UAB Diabetes and Nutrition Education Services again achieved recognition for its diabetes education program. The program meets standards set by the American Diabetes Association (ADA) for the Diabetes Self-Management Education and Support (DSMES) program.
For people with diabetes, managing the disease can be difficult. Diet is the most important factor in any diabetes treatment plan, but ongoing medical care and lifestyle changes also are needed in most cases. What’s needed is a total management plan, and the DSMES program uses proven methods to provide that.
The DSMES program is a comprehensive educational resource, offering essential instruction about diet, nutrition, medication, and monitoring glucose levels, as well as guidance on lifestyle changes that can affect how patients manage their condition. Participants also learn how to cope with changes in living arrangements, new doctors or insurance plans, depression, financial problems, and being diagnosed with other medical conditions.
Registered dietitians and certified diabetes educators (CDEs) conduct the classes, which are covered by most insurance plans and ideal for patients referred by their primary care doctor or endocrinologist. Data show that people with diabetes who attend an education program such as DSMES have better glucose and A1c numbers. Also, they are less likely to have complications from diabetes such as amputations, blindness, and kidney failure.

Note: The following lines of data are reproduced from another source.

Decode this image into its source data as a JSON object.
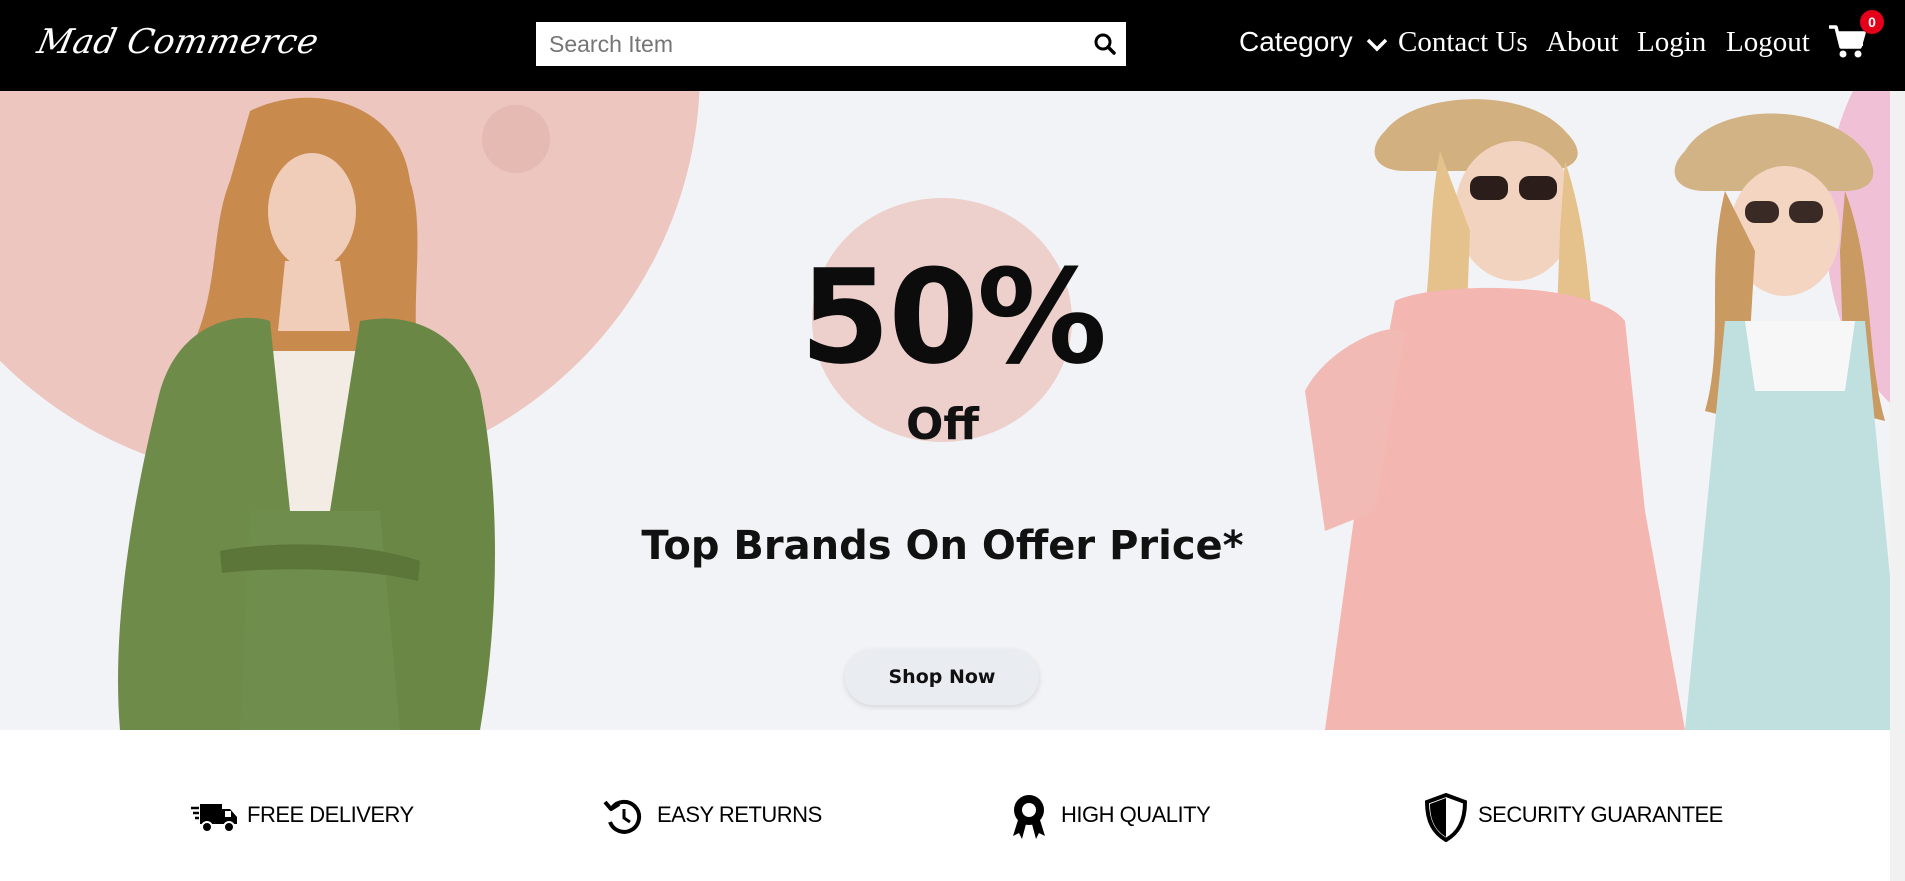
{
  "header": {
    "logo": "Mad Commerce",
    "search_placeholder": "Search Item",
    "nav": {
      "category": "Category",
      "contact": "Contact Us",
      "about": "About",
      "login": "Login",
      "logout": "Logout"
    },
    "cart_count": "0"
  },
  "hero": {
    "discount": "50%",
    "off": "Off",
    "tagline": "Top Brands On Offer Price*",
    "cta": "Shop Now"
  },
  "features": [
    {
      "label": "Free Delivery",
      "icon": "truck-icon"
    },
    {
      "label": "Easy Returns",
      "icon": "return-icon"
    },
    {
      "label": "High Quality",
      "icon": "award-icon"
    },
    {
      "label": "Security Guarantee",
      "icon": "shield-icon"
    }
  ],
  "colors": {
    "header_bg": "#000000",
    "hero_bg": "#f2f3f6",
    "accent_pink": "#ecc6bf",
    "badge": "#e4001b"
  }
}
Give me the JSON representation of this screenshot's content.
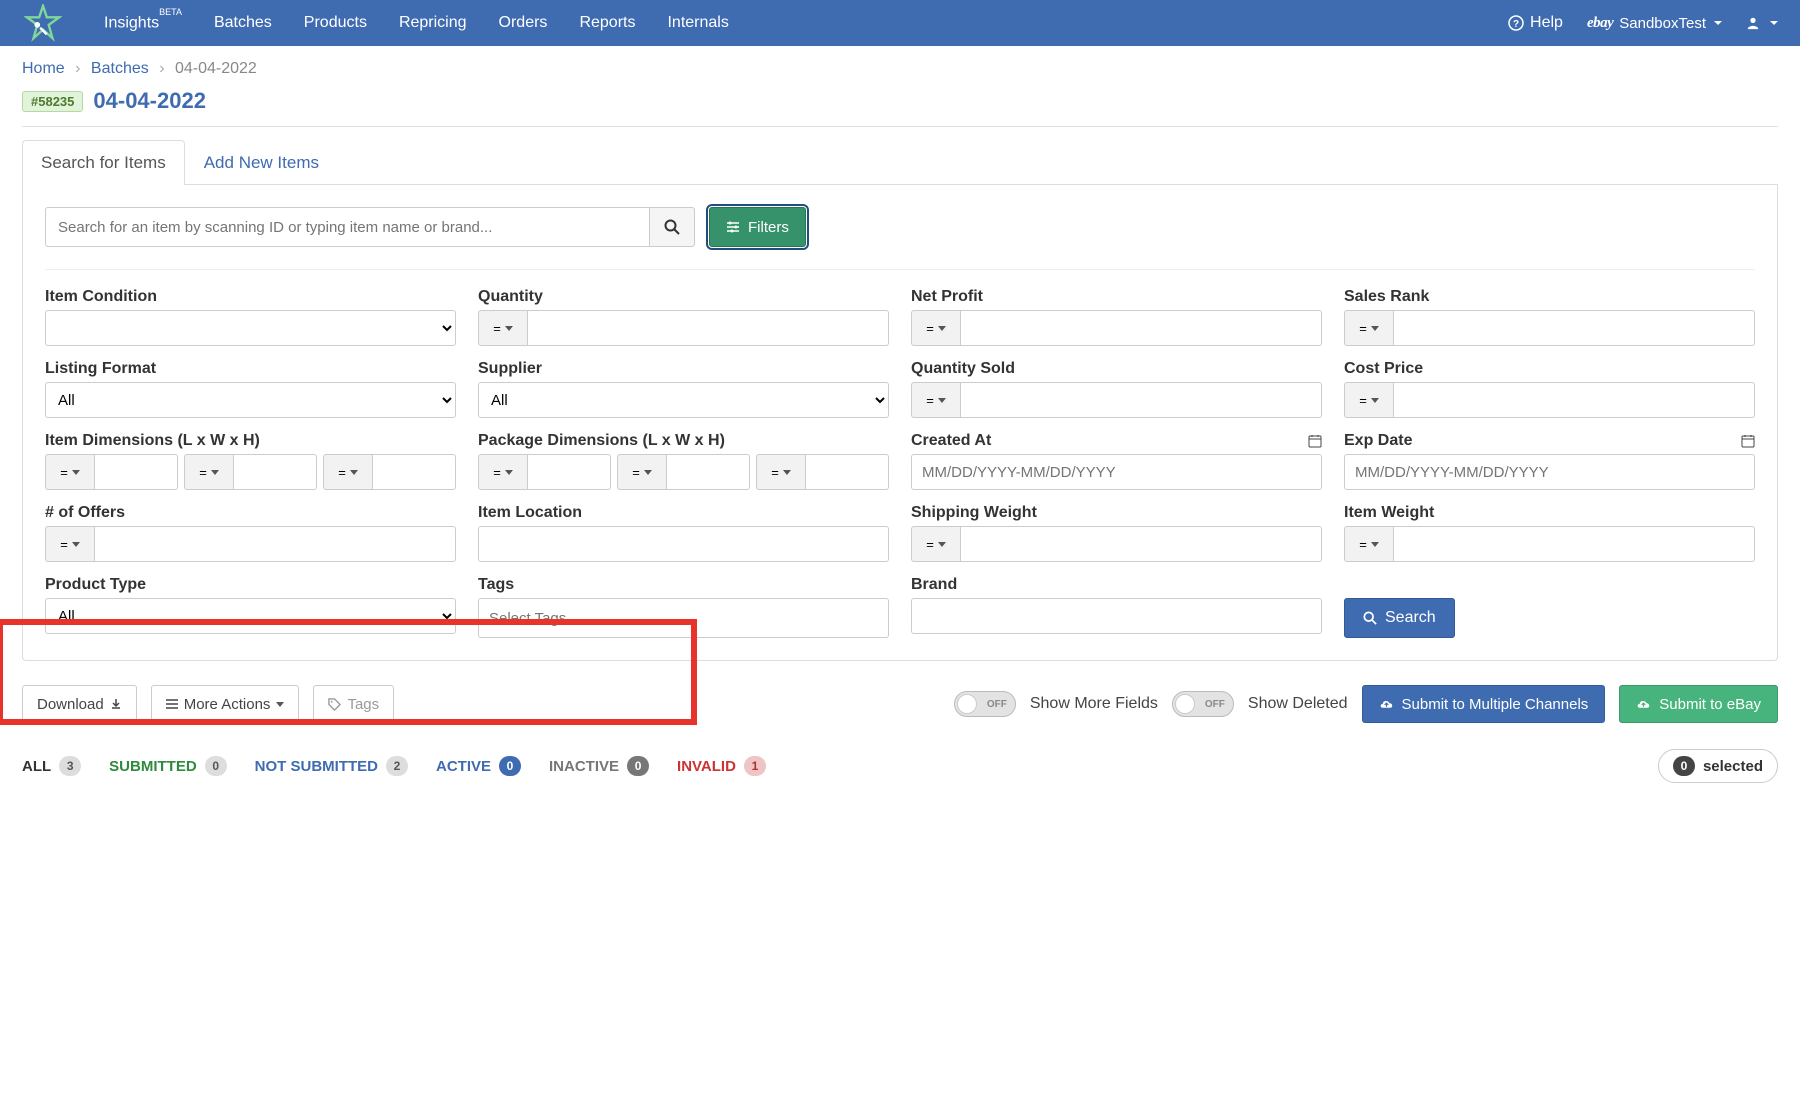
{
  "nav": {
    "items": [
      "Insights",
      "Batches",
      "Products",
      "Repricing",
      "Orders",
      "Reports",
      "Internals"
    ],
    "insights_badge": "BETA",
    "help": "Help",
    "brand_prefix": "ebay",
    "user": "SandboxTest"
  },
  "breadcrumb": {
    "home": "Home",
    "batches": "Batches",
    "current": "04-04-2022"
  },
  "batch": {
    "id": "#58235",
    "title": "04-04-2022"
  },
  "tabs": {
    "search": "Search for Items",
    "add": "Add New Items"
  },
  "search": {
    "placeholder": "Search for an item by scanning ID or typing item name or brand...",
    "filters_btn": "Filters"
  },
  "filters": {
    "item_condition": "Item Condition",
    "quantity": "Quantity",
    "net_profit": "Net Profit",
    "sales_rank": "Sales Rank",
    "listing_format": "Listing Format",
    "supplier": "Supplier",
    "quantity_sold": "Quantity Sold",
    "cost_price": "Cost Price",
    "item_dimensions": "Item Dimensions (L x W x H)",
    "package_dimensions": "Package Dimensions (L x W x H)",
    "created_at": "Created At",
    "exp_date": "Exp Date",
    "offers": "# of Offers",
    "item_location": "Item Location",
    "shipping_weight": "Shipping Weight",
    "item_weight": "Item Weight",
    "product_type": "Product Type",
    "tags": "Tags",
    "brand": "Brand",
    "all_option": "All",
    "date_placeholder": "MM/DD/YYYY-MM/DD/YYYY",
    "tags_placeholder": "Select Tags",
    "eq_op": "=",
    "search_btn": "Search"
  },
  "bottom": {
    "download": "Download",
    "more_actions": "More Actions",
    "tags": "Tags",
    "off": "OFF",
    "show_more_fields": "Show More Fields",
    "show_deleted": "Show Deleted",
    "submit_multi": "Submit to Multiple Channels",
    "submit_ebay": "Submit to eBay"
  },
  "status": {
    "all": {
      "label": "ALL",
      "count": "3",
      "color": "#333"
    },
    "submitted": {
      "label": "SUBMITTED",
      "count": "0",
      "color": "#2e8b3d"
    },
    "not_submitted": {
      "label": "NOT SUBMITTED",
      "count": "2",
      "color": "#3f6bb0"
    },
    "active": {
      "label": "ACTIVE",
      "count": "0",
      "color": "#3f6bb0",
      "badge_bg": "#3f6bb0",
      "badge_fg": "#fff"
    },
    "inactive": {
      "label": "INACTIVE",
      "count": "0",
      "color": "#777"
    },
    "invalid": {
      "label": "INVALID",
      "count": "1",
      "color": "#c33",
      "badge_bg": "#e8b4b4"
    },
    "selected": {
      "num": "0",
      "label": "selected"
    }
  }
}
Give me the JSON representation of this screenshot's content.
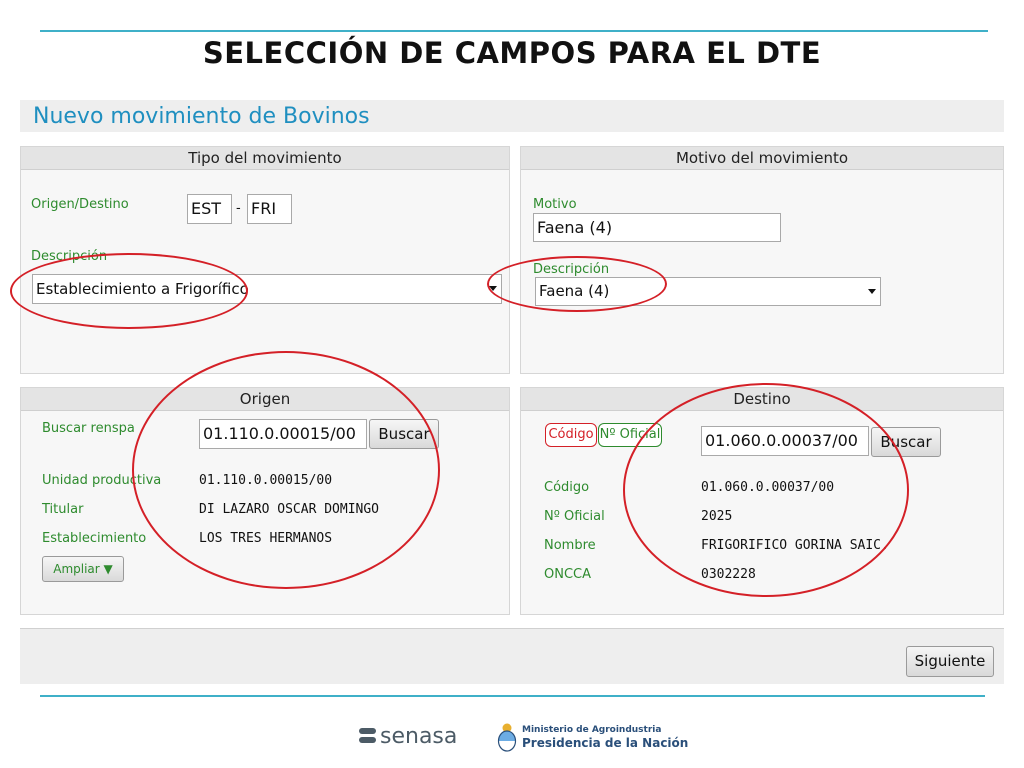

More Patients Needed
Held at The Kirklin Clinic of UAB Hospital, the DSMES classes offer convenience and ease of access. Most importantly, the program at UAB Medicine meets requirements established by the ADA. UAB Medicine Diabetes and Nutrition Education Services Supervisor Barbara Roberts, MS, RDN, LDN, CDE, says this 2021 marks the 10th year that the program has met the national standards.
“Our DSMES was just approved for our four-year cycle, as it has been for years,” Roberts says. “There are 10 criteria we must meet. We achieve this recognition from data we submit that track our outcomes and show evidence that we are meeting national standards set by the ADA.”
Roberts urges providers to inform their patients with diabetes about this resource.
“With the current high rate of diabetes in our state, we should be seeing many more patients each month,” Roberts says. “Our no-show rate is a problem as well. It may be that they don’t learn about DSMES from providers or aren’t strongly encouraged to attend, even if they are made aware of the classes. Research shows that when physicians refer patients to a diabetes education clinic, they are more likely to attend. We want to get the message out to providers that DSMES is a valuable benefit.”
Click here to learn more about the Diabetes Self-Management Education and Support program, or call 205-801-8171.